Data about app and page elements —
☆ ☆ ☆

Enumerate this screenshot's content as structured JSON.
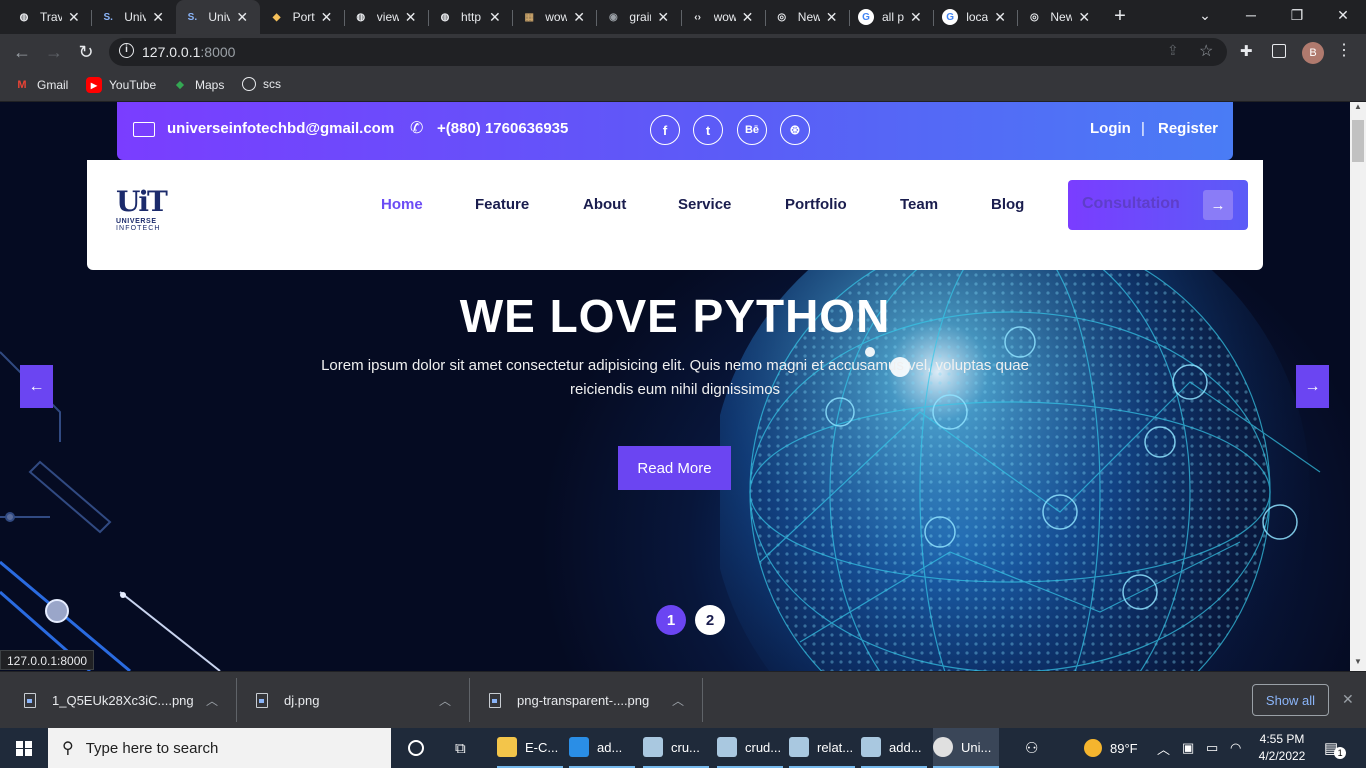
{
  "browser": {
    "tabs": [
      {
        "title": "Travel",
        "icon": "globe-icon",
        "active": false
      },
      {
        "title": "Universe",
        "icon": "s-logo-icon",
        "active": false
      },
      {
        "title": "Universe",
        "icon": "s-logo-icon",
        "active": true
      },
      {
        "title": "Portfolio",
        "icon": "portfolio-icon",
        "active": false
      },
      {
        "title": "view",
        "icon": "globe-icon",
        "active": false
      },
      {
        "title": "http",
        "icon": "globe-icon",
        "active": false
      },
      {
        "title": "wow",
        "icon": "image-icon",
        "active": false
      },
      {
        "title": "grain",
        "icon": "github-icon",
        "active": false
      },
      {
        "title": "wow",
        "icon": "code-icon",
        "active": false
      },
      {
        "title": "New",
        "icon": "chrome-icon",
        "active": false
      },
      {
        "title": "all p",
        "icon": "google-icon",
        "active": false
      },
      {
        "title": "local",
        "icon": "google-icon",
        "active": false
      },
      {
        "title": "New",
        "icon": "chrome-icon",
        "active": false
      }
    ],
    "new_tab_label": "+",
    "url_host": "127.0.0.1",
    "url_port": ":8000",
    "profile_initial": "B",
    "bookmarks": [
      {
        "label": "Gmail",
        "icon": "gmail-icon"
      },
      {
        "label": "YouTube",
        "icon": "youtube-icon"
      },
      {
        "label": "Maps",
        "icon": "maps-icon"
      },
      {
        "label": "scs",
        "icon": "globe-icon"
      }
    ],
    "status_url": "127.0.0.1:8000"
  },
  "site": {
    "topbar": {
      "email": "universeinfotechbd@gmail.com",
      "phone": "+(880) 1760636935",
      "social": [
        "f",
        "t",
        "Bē",
        "⊛"
      ],
      "login": "Login",
      "separator": "|",
      "register": "Register"
    },
    "logo": {
      "mark": "UiT",
      "line1": "UNIVERSE",
      "line2": "INFOTECH"
    },
    "nav": [
      "Home",
      "Feature",
      "About",
      "Service",
      "Portfolio",
      "Team",
      "Blog"
    ],
    "cta": "Consultation",
    "hero": {
      "title": "WE LOVE PYTHON",
      "description": "Lorem ipsum dolor sit amet consectetur adipisicing elit. Quis nemo magni et accusamus vel, voluptas quae reiciendis eum nihil dignissimos",
      "button": "Read More",
      "pages": [
        "1",
        "2"
      ]
    }
  },
  "downloads": {
    "items": [
      "1_Q5EUk28Xc3iC....png",
      "dj.png",
      "png-transparent-....png"
    ],
    "show_all": "Show all"
  },
  "taskbar": {
    "search_placeholder": "Type here to search",
    "apps": [
      {
        "label": "E-C...",
        "icon": "folder-icon"
      },
      {
        "label": "ad...",
        "icon": "vscode-icon"
      },
      {
        "label": "cru...",
        "icon": "sql-icon"
      },
      {
        "label": "crud...",
        "icon": "sql-icon"
      },
      {
        "label": "relat...",
        "icon": "sql-icon"
      },
      {
        "label": "add...",
        "icon": "sql-icon"
      },
      {
        "label": "Uni...",
        "icon": "chrome-icon"
      }
    ],
    "weather": "89°F",
    "time": "4:55 PM",
    "date": "4/2/2022",
    "notifications": "1"
  }
}
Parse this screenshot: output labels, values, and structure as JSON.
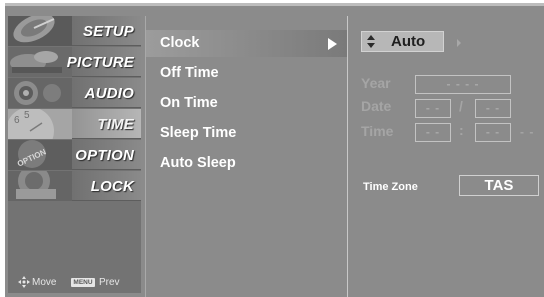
{
  "sidebar": {
    "items": [
      {
        "label": "SETUP",
        "icon": "satellite-dish-icon",
        "active": false
      },
      {
        "label": "PICTURE",
        "icon": "picture-icon",
        "active": false
      },
      {
        "label": "AUDIO",
        "icon": "speaker-icon",
        "active": false
      },
      {
        "label": "TIME",
        "icon": "clock-icon",
        "active": true
      },
      {
        "label": "OPTION",
        "icon": "option-icon",
        "active": false
      },
      {
        "label": "LOCK",
        "icon": "lock-icon",
        "active": false
      }
    ],
    "help": {
      "move_label": "Move",
      "menu_key": "MENU",
      "prev_label": "Prev"
    }
  },
  "submenu": {
    "items": [
      {
        "label": "Clock",
        "selected": true
      },
      {
        "label": "Off Time",
        "selected": false
      },
      {
        "label": "On Time",
        "selected": false
      },
      {
        "label": "Sleep Time",
        "selected": false
      },
      {
        "label": "Auto Sleep",
        "selected": false
      }
    ]
  },
  "panel": {
    "mode_value": "Auto",
    "year": {
      "label": "Year",
      "value": "- - - -"
    },
    "date": {
      "label": "Date",
      "month": "- -",
      "separator": "/",
      "day": "- -"
    },
    "time": {
      "label": "Time",
      "hour": "- -",
      "separator": ":",
      "minute": "- -",
      "trailing": "- -"
    },
    "time_zone": {
      "label": "Time Zone",
      "value": "TAS"
    }
  },
  "colors": {
    "background": "#8b8b8b",
    "highlight": "#b7b7b7",
    "text": "#ffffff",
    "disabled_text": "#a5a5a5"
  }
}
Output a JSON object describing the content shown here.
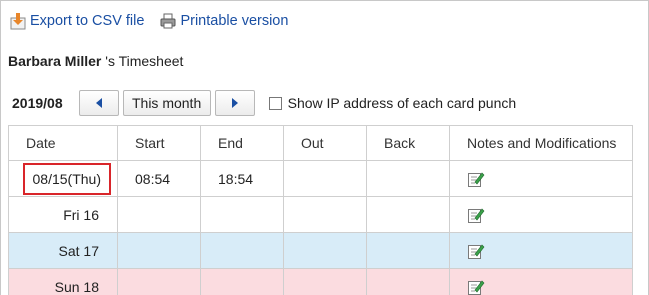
{
  "top_links": {
    "export_csv": "Export to CSV file",
    "printable": "Printable version"
  },
  "title": {
    "name": "Barbara Miller",
    "suffix": " 's Timesheet"
  },
  "nav": {
    "period": "2019/08",
    "this_month": "This month",
    "show_ip_label": "Show IP address of each card punch"
  },
  "table": {
    "headers": [
      "Date",
      "Start",
      "End",
      "Out",
      "Back",
      "Notes and Modifications"
    ],
    "rows": [
      {
        "date": "08/15(Thu)",
        "start": "08:54",
        "end": "18:54",
        "out": "",
        "back": "",
        "day_type": "weekday",
        "highlighted": true
      },
      {
        "date": "Fri 16",
        "start": "",
        "end": "",
        "out": "",
        "back": "",
        "day_type": "weekday",
        "highlighted": false
      },
      {
        "date": "Sat 17",
        "start": "",
        "end": "",
        "out": "",
        "back": "",
        "day_type": "saturday",
        "highlighted": false
      },
      {
        "date": "Sun 18",
        "start": "",
        "end": "",
        "out": "",
        "back": "",
        "day_type": "sunday",
        "highlighted": false
      }
    ]
  },
  "icons": {
    "export": "download-icon",
    "print": "printer-icon",
    "notes": "edit-note-icon"
  },
  "colors": {
    "link": "#1a4fa3",
    "saturday_bg": "#d8ecf8",
    "sunday_bg": "#fbdce0",
    "highlight_border": "#d9252a"
  }
}
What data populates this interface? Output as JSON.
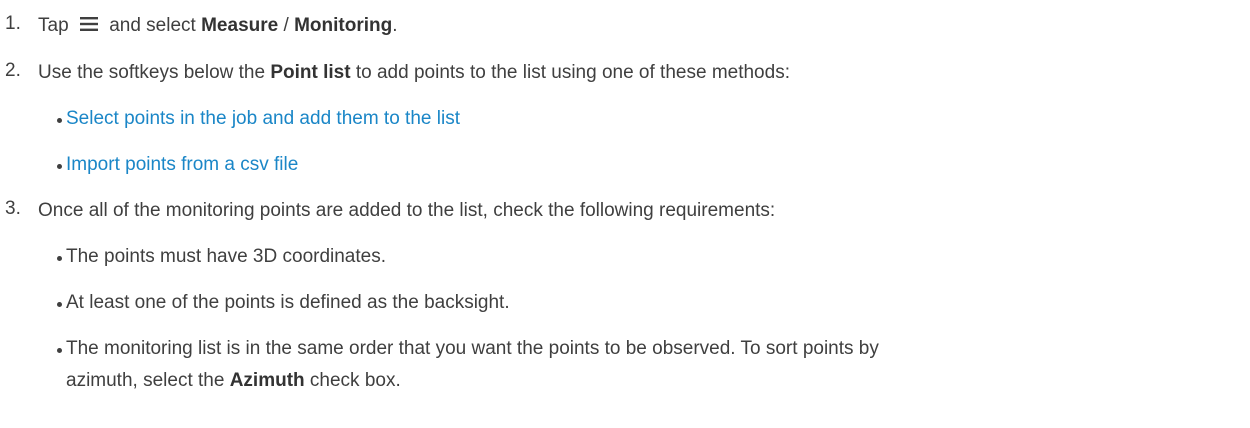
{
  "steps": [
    {
      "number": "1.",
      "text_before_icon": "Tap",
      "icon": "hamburger-menu-icon",
      "text_after_icon": "and select",
      "bold1": "Measure",
      "sep": " / ",
      "bold2": "Monitoring",
      "end": "."
    },
    {
      "number": "2.",
      "text_before": "Use the softkeys below the ",
      "bold": "Point list",
      "text_after": " to add points to the list using one of these methods:",
      "links": [
        "Select points in the job and add them to the list",
        "Import points from a csv file"
      ]
    },
    {
      "number": "3.",
      "text": "Once all of the monitoring points are added to the list, check the following requirements:",
      "bullets": [
        "The points must have 3D coordinates.",
        "At least one of the points is defined as the backsight."
      ],
      "last_bullet": {
        "line1": "The monitoring list is in the same order that you want the points to be observed. To sort points by",
        "line2_before": "azimuth, select the ",
        "line2_bold": "Azimuth",
        "line2_after": " check box."
      }
    }
  ],
  "colors": {
    "text": "#3f3f3f",
    "link": "#1a86c7"
  }
}
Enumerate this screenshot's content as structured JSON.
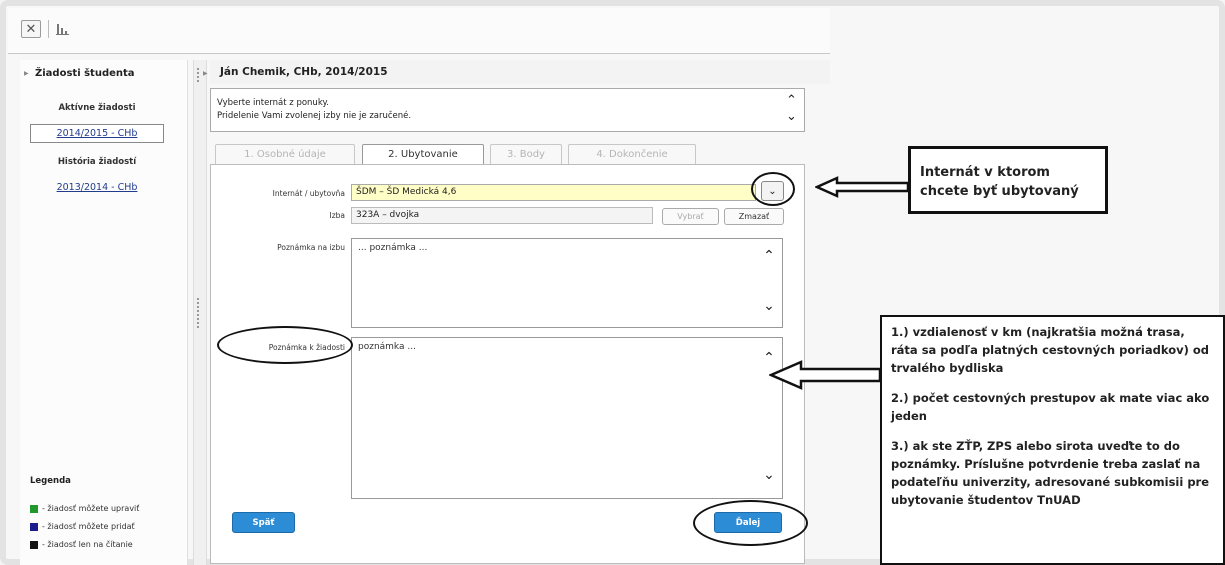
{
  "toolbar": {
    "close_icon": "✕",
    "chart_icon": "chart-icon"
  },
  "left": {
    "title": "Žiadosti študenta",
    "active_heading": "Aktívne žiadosti",
    "active_item": "2014/2015 - CHb",
    "history_heading": "História žiadostí",
    "history_item": "2013/2014 - CHb",
    "legend_title": "Legenda",
    "legend": [
      {
        "color": "#1f9a2a",
        "text": "- žiadosť môžete upraviť"
      },
      {
        "color": "#1c1c8c",
        "text": "- žiadosť môžete pridať"
      },
      {
        "color": "#111111",
        "text": "- žiadosť len na čítanie"
      }
    ]
  },
  "right": {
    "title": "Ján Chemik, CHb, 2014/2015",
    "info_line1": "Vyberte internát z ponuky.",
    "info_line2": "Pridelenie Vami zvolenej izby nie je zaručené.",
    "tabs": [
      "1. Osobné údaje",
      "2. Ubytovanie",
      "3. Body",
      "4. Dokončenie"
    ],
    "internat_label": "Internát / ubytovňa",
    "internat_value": "ŠDM – ŠD Medická 4,6",
    "izba_label": "Izba",
    "izba_value": "323A – dvojka",
    "vybrat_label": "Vybrať",
    "zmazat_label": "Zmazať",
    "note_izba_label": "Poznámka na izbu",
    "note_izba_value": "... poznámka ...",
    "note_ziadost_label": "Poznámka k žiadosti",
    "note_ziadost_value": "poznámka ...",
    "back_label": "Späť",
    "next_label": "Ďalej"
  },
  "annotations": {
    "box1": "Internát v ktorom chcete byť ubytovaný",
    "box2": [
      "1.) vzdialenosť v km (najkratšia možná trasa, ráta sa podľa platných cestovných poriadkov) od trvalého bydliska",
      "2.) počet cestovných prestupov ak mate viac ako jeden",
      "3.) ak ste ZŤP, ZPS  alebo sirota uveďte to do poznámky. Príslušne potvrdenie treba zaslať na podateľňu univerzity, adresované subkomisii pre ubytovanie študentov TnUAD"
    ]
  }
}
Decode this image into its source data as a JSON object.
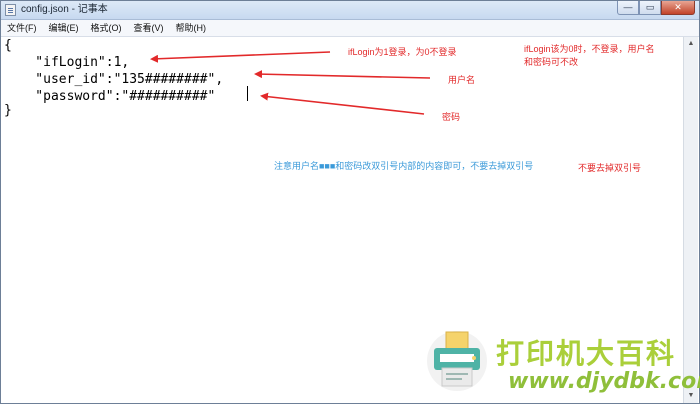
{
  "window": {
    "title": "config.json - 记事本",
    "minimize": "—",
    "maximize": "▭",
    "close": "✕"
  },
  "menu": [
    "文件(F)",
    "编辑(E)",
    "格式(O)",
    "查看(V)",
    "帮助(H)"
  ],
  "editor": {
    "lines": [
      "{",
      "    \"ifLogin\":1,",
      "    \"user_id\":\"135########\",",
      "    \"password\":\"##########\"",
      "}"
    ]
  },
  "annotations": {
    "iflogin": "ifLogin为1登录，为0不登录",
    "iflogin_zero_1": "ifLogin该为0时，不登录，用户名",
    "iflogin_zero_2": "和密码可不改",
    "username": "用户名",
    "password": "密码",
    "notice_blue": "注意用户名■■■和密码改双引号内部的内容即可，不要去掉双引号",
    "notice_red": "不要去掉双引号"
  },
  "watermark": {
    "title": "打印机大百科",
    "url": "www.djydbk.com"
  },
  "colors": {
    "annotation_red": "#e2292a",
    "annotation_blue": "#3b9ad9",
    "watermark_green": "#aacf3a"
  }
}
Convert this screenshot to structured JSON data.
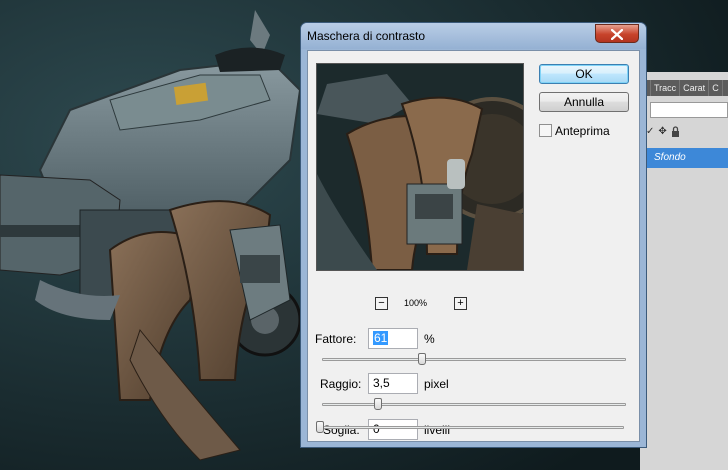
{
  "dialog": {
    "title": "Maschera di contrasto",
    "ok_label": "OK",
    "cancel_label": "Annulla",
    "preview_label": "Anteprima",
    "preview_checked": false,
    "zoom": "100%",
    "zoom_out_symbol": "−",
    "zoom_in_symbol": "+",
    "amount": {
      "label": "Fattore:",
      "value": "61",
      "unit": "%"
    },
    "radius": {
      "label": "Raggio:",
      "value": "3,5",
      "unit": "pixel"
    },
    "threshold": {
      "label": "Soglia:",
      "value": "0",
      "unit": "livelli"
    }
  },
  "panel": {
    "tabs": [
      "",
      "Tracc",
      "Carat",
      "C"
    ],
    "layer_name": "Sfondo",
    "icons": [
      "check-icon",
      "move-icon",
      "lock-icon"
    ]
  },
  "colors": {
    "title_gradient_top": "#b9cde6",
    "close_button": "#c7432b",
    "ok_border": "#3c7fb1",
    "layer_selected": "#3d88d8"
  }
}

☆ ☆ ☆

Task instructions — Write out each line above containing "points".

Answer area —
      "text_after": " to add points to the list using one of these methods:",
        "Select points in the job and add them to the list",
        "Import points from a csv file"
      "text": "Once all of the monitoring points are added to the list, check the following requirements:",
        "The points must have 3D coordinates.",
        "At least one of the points is defined as the backsight."
        "line1": "The monitoring list is in the same order that you want the points to be observed. To sort points by",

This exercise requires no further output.